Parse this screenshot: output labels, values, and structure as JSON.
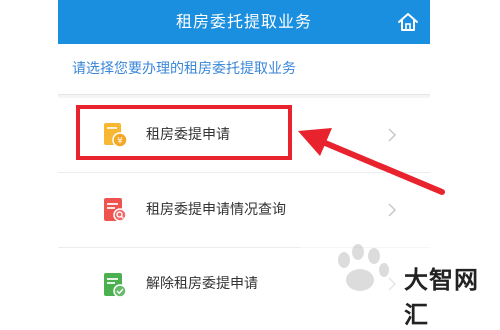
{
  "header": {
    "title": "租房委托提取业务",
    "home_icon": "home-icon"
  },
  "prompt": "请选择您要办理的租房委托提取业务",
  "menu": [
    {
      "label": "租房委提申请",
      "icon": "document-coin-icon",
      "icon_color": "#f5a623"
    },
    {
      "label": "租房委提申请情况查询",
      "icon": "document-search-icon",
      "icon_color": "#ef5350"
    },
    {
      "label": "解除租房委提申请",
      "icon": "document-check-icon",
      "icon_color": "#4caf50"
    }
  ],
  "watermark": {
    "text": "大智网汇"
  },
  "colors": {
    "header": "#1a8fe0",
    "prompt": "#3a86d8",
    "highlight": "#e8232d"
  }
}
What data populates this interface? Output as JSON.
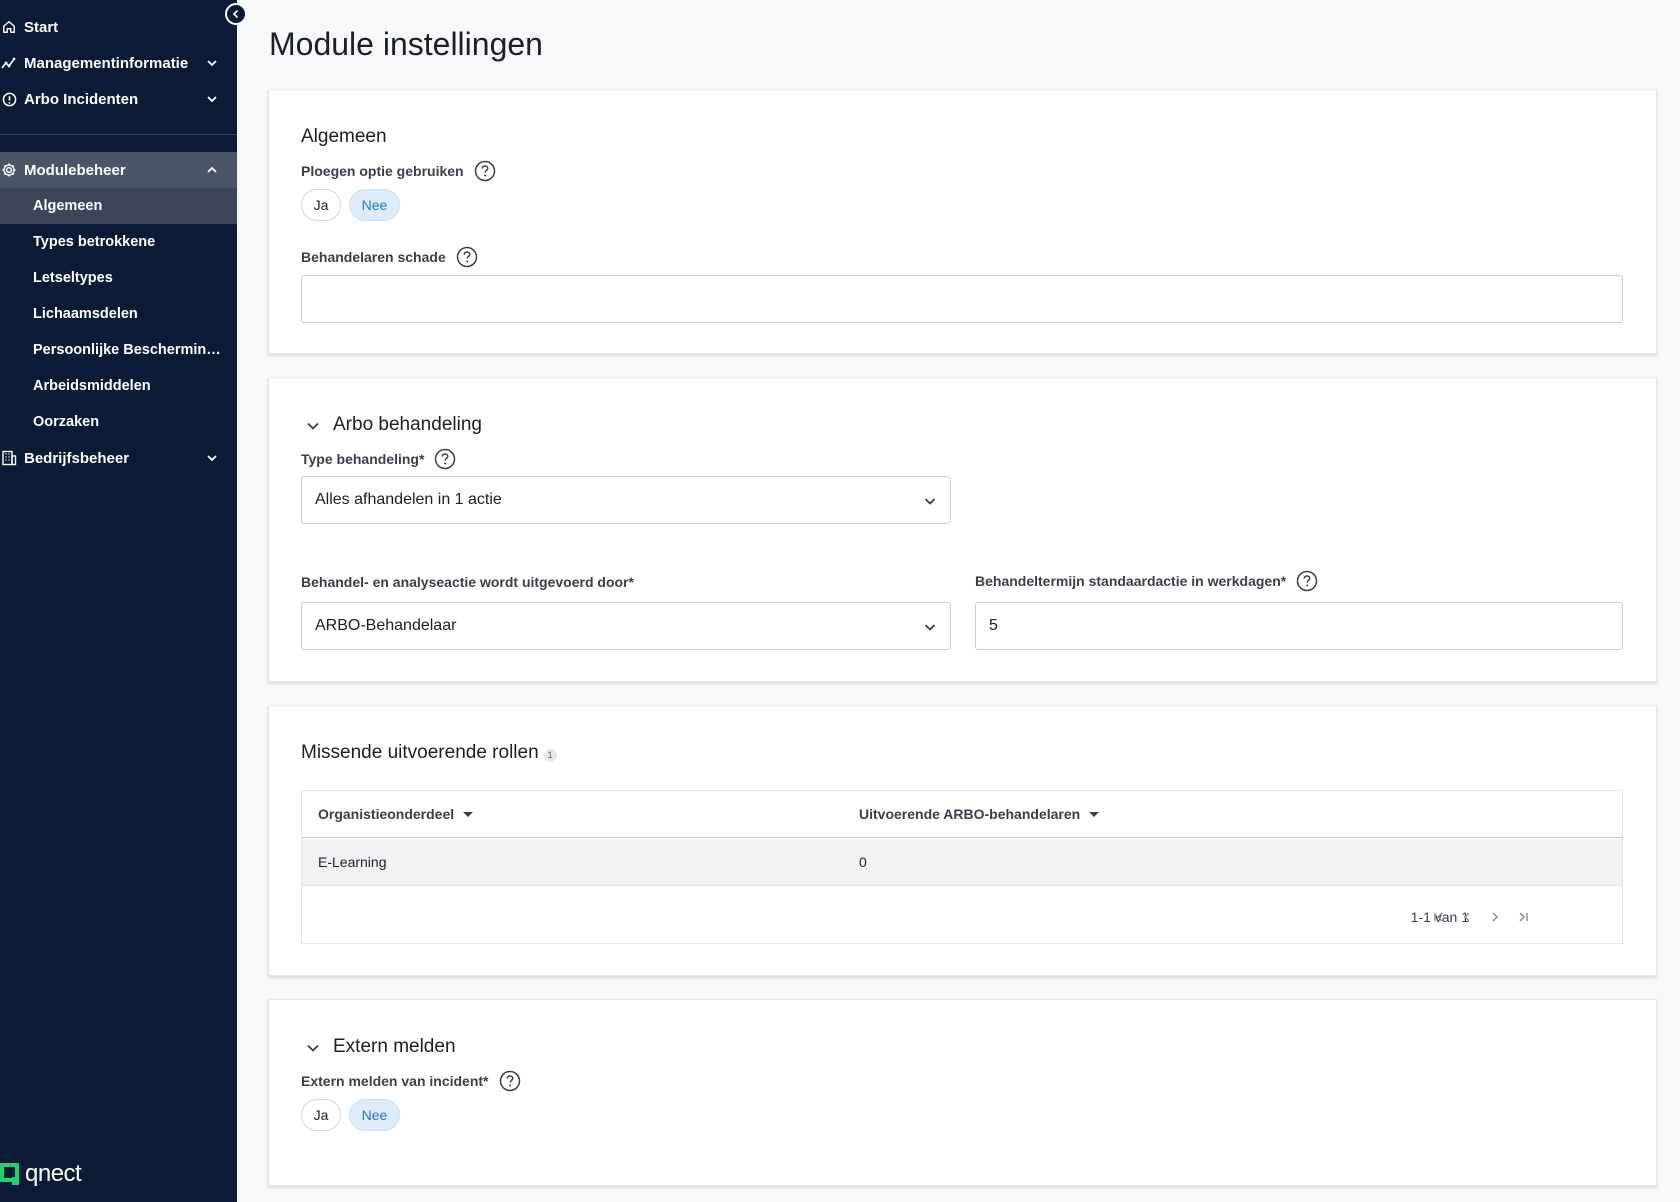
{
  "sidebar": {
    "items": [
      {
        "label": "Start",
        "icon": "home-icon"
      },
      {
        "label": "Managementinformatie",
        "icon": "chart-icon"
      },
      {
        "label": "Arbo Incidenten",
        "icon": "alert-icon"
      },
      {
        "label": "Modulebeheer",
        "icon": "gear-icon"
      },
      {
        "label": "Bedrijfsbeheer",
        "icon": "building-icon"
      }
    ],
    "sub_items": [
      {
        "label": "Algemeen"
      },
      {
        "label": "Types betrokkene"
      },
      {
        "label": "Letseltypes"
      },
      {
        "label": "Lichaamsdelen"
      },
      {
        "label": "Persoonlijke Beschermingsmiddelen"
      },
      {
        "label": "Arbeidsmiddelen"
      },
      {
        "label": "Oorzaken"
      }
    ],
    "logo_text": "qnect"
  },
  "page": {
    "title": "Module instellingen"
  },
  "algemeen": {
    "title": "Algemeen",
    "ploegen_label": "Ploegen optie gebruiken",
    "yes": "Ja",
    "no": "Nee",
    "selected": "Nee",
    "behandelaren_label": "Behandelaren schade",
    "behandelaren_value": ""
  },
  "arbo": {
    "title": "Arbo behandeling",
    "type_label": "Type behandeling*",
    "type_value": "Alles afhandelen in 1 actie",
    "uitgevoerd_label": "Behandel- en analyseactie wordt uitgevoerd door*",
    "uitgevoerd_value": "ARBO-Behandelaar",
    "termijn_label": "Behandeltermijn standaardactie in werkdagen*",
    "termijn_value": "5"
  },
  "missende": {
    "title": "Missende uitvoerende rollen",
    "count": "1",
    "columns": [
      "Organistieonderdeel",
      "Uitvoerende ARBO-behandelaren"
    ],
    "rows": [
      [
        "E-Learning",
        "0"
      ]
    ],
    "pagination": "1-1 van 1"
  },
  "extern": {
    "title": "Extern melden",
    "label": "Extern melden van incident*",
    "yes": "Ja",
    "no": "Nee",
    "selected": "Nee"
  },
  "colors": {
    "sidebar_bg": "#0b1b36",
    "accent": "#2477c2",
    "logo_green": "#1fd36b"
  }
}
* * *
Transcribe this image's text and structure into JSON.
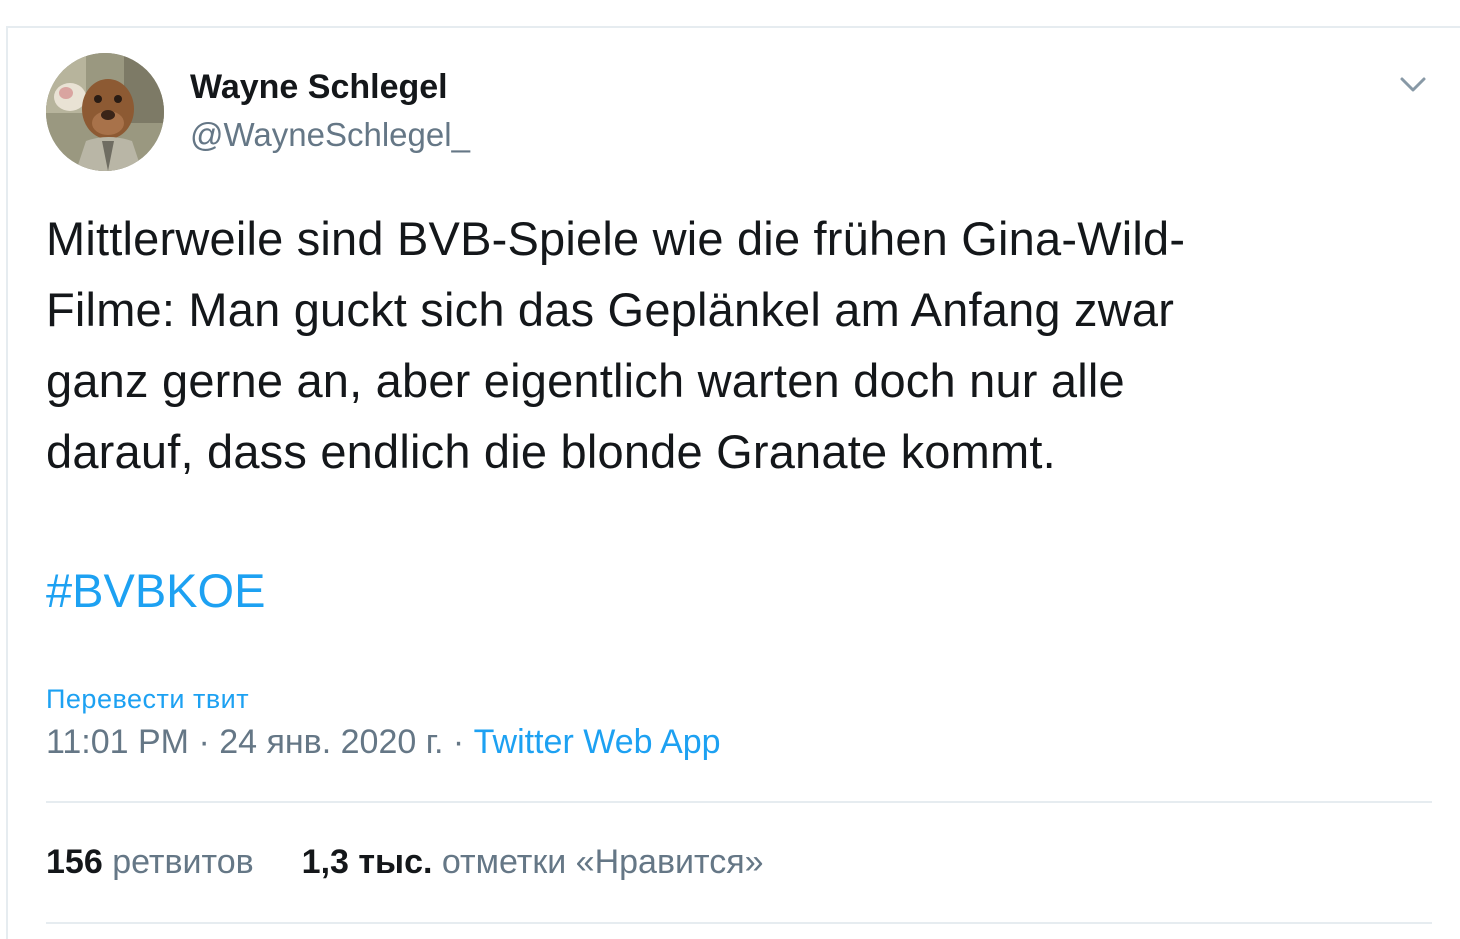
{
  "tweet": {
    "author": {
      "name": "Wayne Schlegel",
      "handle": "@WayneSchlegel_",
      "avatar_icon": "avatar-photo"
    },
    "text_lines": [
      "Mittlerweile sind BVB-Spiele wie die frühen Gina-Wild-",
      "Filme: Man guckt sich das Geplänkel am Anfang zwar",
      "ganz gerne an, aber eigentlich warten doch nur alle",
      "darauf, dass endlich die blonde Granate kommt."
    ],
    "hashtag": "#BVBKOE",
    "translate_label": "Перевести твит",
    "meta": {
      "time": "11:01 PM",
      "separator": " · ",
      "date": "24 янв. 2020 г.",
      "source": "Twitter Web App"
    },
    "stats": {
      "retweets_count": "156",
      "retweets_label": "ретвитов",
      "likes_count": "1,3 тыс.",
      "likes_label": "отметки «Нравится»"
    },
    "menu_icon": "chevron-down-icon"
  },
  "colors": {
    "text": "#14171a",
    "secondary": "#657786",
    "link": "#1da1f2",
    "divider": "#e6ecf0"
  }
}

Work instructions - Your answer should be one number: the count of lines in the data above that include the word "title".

Exercise response - 6